There are two chief causes of concern on cyber terrorism:
- There is no tested or universal safeguard
- There is no official and unanimous definition of cyber terrorism
It is fairly difficult to counter an undefined or unknown enemy. But there are fairly simple steps that are often surprisingly sufficient to save you from a potential cyber terror attack. Here is a roundup of four such steps.
Step 1: Use protection for hardware and software
Strong systems to detect intrusions are already available. You may install one of these after proper tests and verification. Once installed, show alacrity in your response to any detected intrusion. It is highly recommended to keep programs patched when receiving security updates from vendors. This logs in all activities and you will be able to detect anomalies.
It goes without saying that you should choose only trusted and reputed vendors when securing computer software and hardware.
Step 2: Partner with defensive entities
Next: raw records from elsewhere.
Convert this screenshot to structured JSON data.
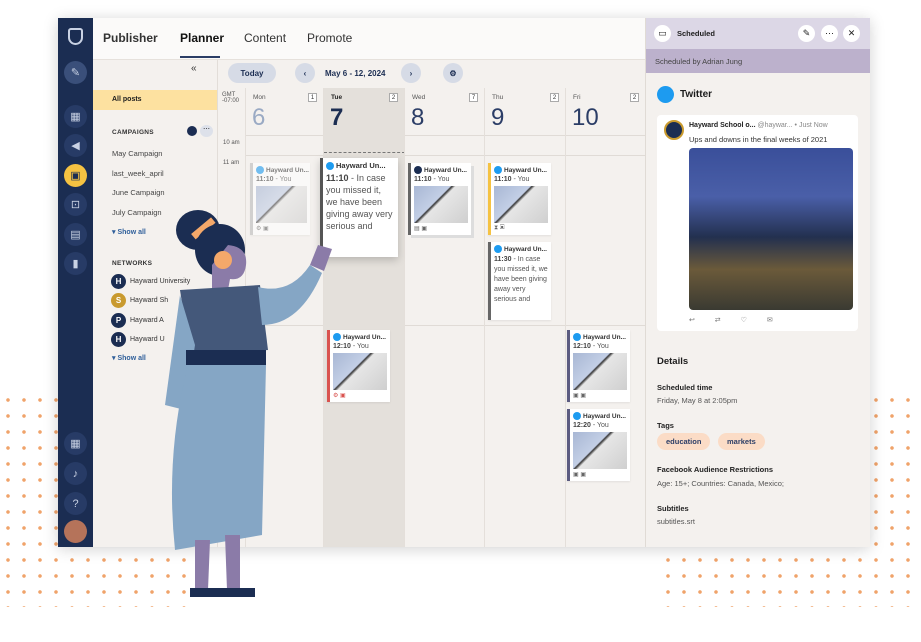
{
  "tabs": {
    "publisher": "Publisher",
    "planner": "Planner",
    "content": "Content",
    "promote": "Promote"
  },
  "toolbar": {
    "today": "Today",
    "range": "May 6 - 12, 2024"
  },
  "sidebar": {
    "all_posts": "All posts",
    "campaigns_title": "CAMPAIGNS",
    "campaigns": [
      "May Campaign",
      "last_week_april",
      "June Campaign",
      "July Campaign"
    ],
    "show_all": "Show all",
    "networks_title": "NETWORKS",
    "networks": [
      "Hayward University",
      "Hayward Sh",
      "Hayward A",
      "Hayward U"
    ]
  },
  "calendar": {
    "tz": "GMT -07:00",
    "times": [
      "10 am",
      "11 am"
    ],
    "days": [
      {
        "name": "Mon",
        "num": "6",
        "count": "1"
      },
      {
        "name": "Tue",
        "num": "7",
        "count": "2"
      },
      {
        "name": "Wed",
        "num": "8",
        "count": "7"
      },
      {
        "name": "Thu",
        "num": "9",
        "count": "2"
      },
      {
        "name": "Fri",
        "num": "10",
        "count": "2"
      }
    ],
    "posts": [
      {
        "account": "Hayward Un...",
        "time": "11:10",
        "by": "You"
      },
      {
        "account": "Hayward Un...",
        "time": "11:10",
        "text": "In case you missed it, we have been giving away very serious and"
      },
      {
        "account": "Hayward Un...",
        "time": "11:10",
        "by": "You"
      },
      {
        "account": "Hayward Un...",
        "time": "11:10",
        "by": "You"
      },
      {
        "account": "Hayward Un...",
        "time": "11:30",
        "text": "In case you missed it, we have been giving away very serious and"
      },
      {
        "account": "Hayward Un...",
        "time": "12:10",
        "by": "You"
      },
      {
        "account": "Hayward Un...",
        "time": "12:10",
        "by": "You"
      },
      {
        "account": "Hayward Un...",
        "time": "12:20",
        "by": "You"
      }
    ]
  },
  "panel": {
    "status": "Scheduled",
    "scheduled_by": "Scheduled by Adrian Jung",
    "network": "Twitter",
    "tweet": {
      "name": "Hayward School o...",
      "handle": "@haywar...",
      "sep": "•",
      "time": "Just Now",
      "text": "Ups and downs in the final weeks of 2021"
    },
    "details_title": "Details",
    "scheduled_time_label": "Scheduled time",
    "scheduled_time": "Friday, May 8 at 2:05pm",
    "tags_label": "Tags",
    "tags": [
      "education",
      "markets"
    ],
    "restrictions_label": "Facebook Audience Restrictions",
    "restrictions": "Age: 15+; Countries: Canada, Mexico;",
    "subtitles_label": "Subtitles",
    "subtitles": "subtitles.srt"
  },
  "colors": {
    "nav": "#1b2d52",
    "accent_active": "#f5c242",
    "all_posts_bg": "#fde1a0",
    "panel_header": "#dcd7e6",
    "panel_sub": "#bcb1cc",
    "tag_bg": "#fbdcc6",
    "twitter": "#1d9bf0",
    "dots": "#f0a36a"
  }
}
New defensive organizations have been set up in the public-private partnership model to counter cyber threats. The FBI can be used as a resource to keep learning new threats and defense mechanisms. Your system should be kept secure with effective firewalls and moderate to highly strong passwords. System firewalls are also great aids in warding off threats.
Use strong antivirus software. Update regularly and run weekly checks to detect and remove anything unusual.
Step 3: Create a watertight security policy
Ask employees not to open email attachments that look even remotely dubious. If there is no pressing need, do not respond to messages from unknown sources. Install regular check routines to ensure compliance with regulations and policies. Follow reports and news that warn about regular threats, including new worms or malware circulated by cyber terrorists.
Install filters that screen out messages or material from known sources of cyber terrorism and even from some rogue countries.
Step 4: Keep testing the waters
It is a wise idea to employ a security service that keeps running tests on your systems and reports any discrepancy. You may use a secure encryption service for both external and internal messages. A good company will also provide you with a password system that regularly checks passwords. Make sure to use complex passwords that include combinations of special characters, upper and lower cases and numbers.
Cyber terrorism could be an amateur adventure or a planned attack by trained professionals. Following the steps mentioned above will help you shield both.